November 24, 2007

Libertarians "Sith Lords of American Politics"

See, I told you I was a libertarian. That must make Dennis Kucinich one of whatever Yoda's race was. But where does that leave Ron Paul?

Washington Times:

Mr. Gillespie chuckles at the dark images that talk of libertarianism inevitably conjures up. "We're the Sith Lords of American politics," he says, referring to the "Star Wars" baddies. "We can show up in any group. We're both terrifying and devilishly attractive."
Of course, I'm not a libertarian like Nick Gillespie. He's in the cult of Ayn Rand. Ontological and epistemological certainty scare me.

That, and all the black leather. Any one who's met Nick knows what I'm talking about. It's like being a libertarian for some is an extension of some overwrought sense of fashion. Or, for libertarians like Drew Carey, a metaphysical excuse to hang out at the Playboy mansion guilt free.

I've hung out with too many libertarians to know that they are really not that committed to the idea of freedom as much as they are addicted to some pet vice that they wish to legalize/normalize.

They are libertines more than they are libertarians. The epiphany came to me when I called the head of the libertarian party in my state offering to run for Congress and he said something like, "We need more people living the libertarian lifestyle, maaan."

I got the distinct feeling that his "libertarianism" was directly related to the hemp clothing I could tell from his voice he was wearing.

I describe myself as a Burkian libertarian. Committed to liberty on the basis that history should have taught us the lessons of statism, but not so naive as to think that all state functions should be abandoned in one fail swoop.

My commitment to liberty is also rooted in my understanding of morality. I do not believe that one can be both moral and a slave. Morality is ultimately tied to the decisions we make. Hence, limit one's decisions and you limit one's ability to be moral.

A person who is forbidden from taking drugs is neither moral nor immoral. He is a slave to society.

A person who is given the choice of taking drugs, and chooses not to, has made a moral decision.

Similarly a person who voluntarily gives to the poor is moral. Taking my money from me to give to the poor does not make me either good or bad. It makes me a slave. All of you may be good masters, but no matter how good the master that still makes me a slave.
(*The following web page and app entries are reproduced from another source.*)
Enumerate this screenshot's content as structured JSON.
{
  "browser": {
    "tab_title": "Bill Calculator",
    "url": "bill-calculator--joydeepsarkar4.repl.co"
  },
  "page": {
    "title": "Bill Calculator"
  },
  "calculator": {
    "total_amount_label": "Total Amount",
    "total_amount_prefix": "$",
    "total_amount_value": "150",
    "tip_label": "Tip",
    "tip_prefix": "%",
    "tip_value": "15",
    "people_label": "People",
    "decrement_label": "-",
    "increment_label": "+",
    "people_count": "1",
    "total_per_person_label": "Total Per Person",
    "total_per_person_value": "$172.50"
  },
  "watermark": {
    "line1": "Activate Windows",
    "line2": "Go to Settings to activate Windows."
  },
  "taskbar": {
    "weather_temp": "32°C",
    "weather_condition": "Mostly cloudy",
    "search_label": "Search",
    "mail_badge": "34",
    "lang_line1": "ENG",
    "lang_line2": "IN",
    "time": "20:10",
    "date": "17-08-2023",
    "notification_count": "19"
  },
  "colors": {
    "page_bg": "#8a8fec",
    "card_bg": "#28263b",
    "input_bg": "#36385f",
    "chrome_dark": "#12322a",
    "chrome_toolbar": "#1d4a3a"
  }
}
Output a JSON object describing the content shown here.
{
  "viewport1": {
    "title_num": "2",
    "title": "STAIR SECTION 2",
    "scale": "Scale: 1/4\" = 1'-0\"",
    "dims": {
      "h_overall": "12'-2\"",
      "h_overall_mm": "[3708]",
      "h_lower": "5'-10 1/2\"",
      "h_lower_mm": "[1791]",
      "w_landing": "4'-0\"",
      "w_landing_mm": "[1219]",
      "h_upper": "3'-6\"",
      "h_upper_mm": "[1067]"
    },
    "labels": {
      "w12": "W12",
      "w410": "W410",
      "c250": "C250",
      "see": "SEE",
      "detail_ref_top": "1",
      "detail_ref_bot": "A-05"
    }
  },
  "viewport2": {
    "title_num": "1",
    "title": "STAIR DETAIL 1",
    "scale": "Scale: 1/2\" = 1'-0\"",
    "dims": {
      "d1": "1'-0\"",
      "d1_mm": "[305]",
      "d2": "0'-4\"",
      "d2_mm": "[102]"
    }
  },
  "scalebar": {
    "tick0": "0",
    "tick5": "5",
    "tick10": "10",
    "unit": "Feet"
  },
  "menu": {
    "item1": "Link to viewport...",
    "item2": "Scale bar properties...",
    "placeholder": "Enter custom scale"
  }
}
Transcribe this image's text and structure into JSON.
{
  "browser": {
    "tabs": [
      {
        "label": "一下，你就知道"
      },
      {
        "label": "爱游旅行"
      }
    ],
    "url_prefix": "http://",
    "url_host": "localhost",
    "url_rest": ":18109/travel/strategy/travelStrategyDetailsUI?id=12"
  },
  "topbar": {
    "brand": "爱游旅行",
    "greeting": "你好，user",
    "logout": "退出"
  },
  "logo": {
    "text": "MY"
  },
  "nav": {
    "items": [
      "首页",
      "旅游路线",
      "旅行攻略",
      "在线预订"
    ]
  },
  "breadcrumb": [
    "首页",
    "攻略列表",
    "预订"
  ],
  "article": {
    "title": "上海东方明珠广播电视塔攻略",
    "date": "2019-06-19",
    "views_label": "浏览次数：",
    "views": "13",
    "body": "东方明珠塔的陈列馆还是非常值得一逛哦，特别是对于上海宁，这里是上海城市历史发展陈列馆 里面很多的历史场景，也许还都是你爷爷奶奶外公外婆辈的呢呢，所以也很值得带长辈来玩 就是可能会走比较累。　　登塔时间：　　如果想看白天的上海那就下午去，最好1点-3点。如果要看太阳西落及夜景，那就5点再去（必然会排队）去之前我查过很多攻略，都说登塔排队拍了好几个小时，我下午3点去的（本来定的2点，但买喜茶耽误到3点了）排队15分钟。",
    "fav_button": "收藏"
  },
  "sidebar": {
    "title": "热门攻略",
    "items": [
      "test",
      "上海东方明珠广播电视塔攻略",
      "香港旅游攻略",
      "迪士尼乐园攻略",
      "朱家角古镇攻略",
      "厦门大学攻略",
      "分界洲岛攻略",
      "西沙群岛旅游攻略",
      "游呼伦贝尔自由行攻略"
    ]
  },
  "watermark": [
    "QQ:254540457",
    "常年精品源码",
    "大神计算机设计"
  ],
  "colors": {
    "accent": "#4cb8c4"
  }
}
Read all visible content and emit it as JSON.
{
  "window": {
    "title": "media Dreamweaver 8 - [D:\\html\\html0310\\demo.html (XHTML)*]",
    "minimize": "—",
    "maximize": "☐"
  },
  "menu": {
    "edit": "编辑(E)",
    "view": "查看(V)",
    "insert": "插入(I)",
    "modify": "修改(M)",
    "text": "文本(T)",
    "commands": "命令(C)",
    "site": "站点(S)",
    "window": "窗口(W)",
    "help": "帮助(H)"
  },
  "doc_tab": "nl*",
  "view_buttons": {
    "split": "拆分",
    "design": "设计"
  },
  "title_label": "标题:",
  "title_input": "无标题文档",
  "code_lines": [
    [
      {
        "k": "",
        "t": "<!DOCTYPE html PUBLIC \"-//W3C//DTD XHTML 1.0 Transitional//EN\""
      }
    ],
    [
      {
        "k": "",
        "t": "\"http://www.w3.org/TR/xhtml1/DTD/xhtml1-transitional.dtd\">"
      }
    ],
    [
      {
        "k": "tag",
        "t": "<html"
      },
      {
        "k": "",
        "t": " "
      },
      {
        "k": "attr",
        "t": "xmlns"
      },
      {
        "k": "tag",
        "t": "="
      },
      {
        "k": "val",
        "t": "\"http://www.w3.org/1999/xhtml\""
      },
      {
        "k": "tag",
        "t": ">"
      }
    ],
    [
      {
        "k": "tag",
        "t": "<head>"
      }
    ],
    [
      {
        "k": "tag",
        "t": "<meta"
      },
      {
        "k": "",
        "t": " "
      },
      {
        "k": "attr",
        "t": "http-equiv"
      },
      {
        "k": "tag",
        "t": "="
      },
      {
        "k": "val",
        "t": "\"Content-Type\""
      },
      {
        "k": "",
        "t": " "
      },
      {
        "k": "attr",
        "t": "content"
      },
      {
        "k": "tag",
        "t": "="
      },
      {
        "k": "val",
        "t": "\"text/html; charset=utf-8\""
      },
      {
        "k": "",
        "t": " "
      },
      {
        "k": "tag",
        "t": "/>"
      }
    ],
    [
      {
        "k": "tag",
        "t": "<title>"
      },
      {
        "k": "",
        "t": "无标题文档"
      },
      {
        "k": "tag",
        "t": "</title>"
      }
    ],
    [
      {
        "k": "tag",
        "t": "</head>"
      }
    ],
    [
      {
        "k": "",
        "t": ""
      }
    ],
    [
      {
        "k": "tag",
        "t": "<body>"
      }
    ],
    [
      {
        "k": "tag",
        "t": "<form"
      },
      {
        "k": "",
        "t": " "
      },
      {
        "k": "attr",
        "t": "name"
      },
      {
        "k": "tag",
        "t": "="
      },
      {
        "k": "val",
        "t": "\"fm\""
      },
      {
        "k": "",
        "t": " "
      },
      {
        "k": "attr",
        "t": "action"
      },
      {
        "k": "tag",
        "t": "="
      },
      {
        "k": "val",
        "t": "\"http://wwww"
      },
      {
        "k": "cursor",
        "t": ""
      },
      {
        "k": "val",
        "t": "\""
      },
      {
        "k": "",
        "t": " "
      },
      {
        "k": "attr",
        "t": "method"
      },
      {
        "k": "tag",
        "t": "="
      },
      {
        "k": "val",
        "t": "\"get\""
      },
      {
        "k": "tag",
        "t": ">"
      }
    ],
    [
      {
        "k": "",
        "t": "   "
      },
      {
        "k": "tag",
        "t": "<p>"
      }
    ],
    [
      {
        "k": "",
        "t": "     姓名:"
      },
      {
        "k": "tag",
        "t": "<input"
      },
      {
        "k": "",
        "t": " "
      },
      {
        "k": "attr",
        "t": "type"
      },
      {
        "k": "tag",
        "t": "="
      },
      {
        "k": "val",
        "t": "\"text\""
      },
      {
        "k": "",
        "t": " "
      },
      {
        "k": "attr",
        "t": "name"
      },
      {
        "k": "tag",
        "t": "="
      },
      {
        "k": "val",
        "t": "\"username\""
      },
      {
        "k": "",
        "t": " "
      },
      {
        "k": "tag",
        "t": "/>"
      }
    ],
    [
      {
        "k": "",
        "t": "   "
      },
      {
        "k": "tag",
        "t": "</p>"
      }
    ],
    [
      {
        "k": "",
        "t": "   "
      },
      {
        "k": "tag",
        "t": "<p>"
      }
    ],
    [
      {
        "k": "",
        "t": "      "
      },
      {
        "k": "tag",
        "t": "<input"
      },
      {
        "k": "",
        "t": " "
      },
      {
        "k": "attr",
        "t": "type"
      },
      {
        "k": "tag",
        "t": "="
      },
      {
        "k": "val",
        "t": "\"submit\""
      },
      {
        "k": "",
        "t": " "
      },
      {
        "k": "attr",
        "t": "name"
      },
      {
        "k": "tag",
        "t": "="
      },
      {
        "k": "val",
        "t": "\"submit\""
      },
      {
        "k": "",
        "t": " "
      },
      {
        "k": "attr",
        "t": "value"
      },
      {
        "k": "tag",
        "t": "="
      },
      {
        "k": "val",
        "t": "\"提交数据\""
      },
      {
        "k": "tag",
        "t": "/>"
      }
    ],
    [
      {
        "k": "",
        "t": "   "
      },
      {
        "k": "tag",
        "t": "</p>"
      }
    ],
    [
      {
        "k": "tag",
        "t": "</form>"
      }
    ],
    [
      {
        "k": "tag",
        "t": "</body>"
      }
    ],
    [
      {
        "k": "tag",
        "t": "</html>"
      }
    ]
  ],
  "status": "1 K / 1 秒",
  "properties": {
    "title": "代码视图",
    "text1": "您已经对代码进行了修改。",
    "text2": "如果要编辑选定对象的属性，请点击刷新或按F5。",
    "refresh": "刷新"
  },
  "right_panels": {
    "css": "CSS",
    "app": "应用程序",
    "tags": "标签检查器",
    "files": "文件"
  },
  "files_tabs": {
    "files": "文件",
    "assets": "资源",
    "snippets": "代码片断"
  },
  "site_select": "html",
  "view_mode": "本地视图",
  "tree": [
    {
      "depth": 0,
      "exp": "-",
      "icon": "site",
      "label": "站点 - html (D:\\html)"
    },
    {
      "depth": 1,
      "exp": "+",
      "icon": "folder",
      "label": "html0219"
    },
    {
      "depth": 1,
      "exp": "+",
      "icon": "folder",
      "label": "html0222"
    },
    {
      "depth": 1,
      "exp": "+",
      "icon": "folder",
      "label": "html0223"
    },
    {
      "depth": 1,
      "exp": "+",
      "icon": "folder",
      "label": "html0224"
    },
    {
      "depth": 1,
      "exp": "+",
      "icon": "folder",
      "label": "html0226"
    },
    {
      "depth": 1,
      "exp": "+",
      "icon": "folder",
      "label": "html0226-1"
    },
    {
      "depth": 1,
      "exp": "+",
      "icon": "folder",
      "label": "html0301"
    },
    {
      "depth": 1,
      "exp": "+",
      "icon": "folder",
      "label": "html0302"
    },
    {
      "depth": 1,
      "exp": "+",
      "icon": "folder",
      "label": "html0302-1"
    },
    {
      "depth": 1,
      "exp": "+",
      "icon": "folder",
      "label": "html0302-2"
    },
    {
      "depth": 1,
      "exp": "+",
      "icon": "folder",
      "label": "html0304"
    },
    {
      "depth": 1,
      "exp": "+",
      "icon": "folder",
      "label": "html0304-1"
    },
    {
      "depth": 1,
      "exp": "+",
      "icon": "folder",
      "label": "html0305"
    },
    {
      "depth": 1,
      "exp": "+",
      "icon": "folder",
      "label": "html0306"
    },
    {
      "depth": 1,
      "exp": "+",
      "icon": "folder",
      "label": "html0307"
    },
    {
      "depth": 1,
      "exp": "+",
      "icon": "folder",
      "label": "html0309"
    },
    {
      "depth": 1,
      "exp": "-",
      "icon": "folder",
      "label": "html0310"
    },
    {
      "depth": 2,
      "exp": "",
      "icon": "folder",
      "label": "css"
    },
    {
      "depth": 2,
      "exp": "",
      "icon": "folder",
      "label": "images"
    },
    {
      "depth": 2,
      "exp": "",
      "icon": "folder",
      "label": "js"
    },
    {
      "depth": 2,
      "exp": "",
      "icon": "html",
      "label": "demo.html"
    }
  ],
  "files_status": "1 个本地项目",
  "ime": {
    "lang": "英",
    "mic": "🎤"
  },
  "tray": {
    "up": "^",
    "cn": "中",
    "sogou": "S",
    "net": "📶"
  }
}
Ultimately, in my way of thinking, America will be a better place morally if Americans were to choose to do that which is right.

By Rusty Shackleford, Ph.D. at 05:17 PM | Comments |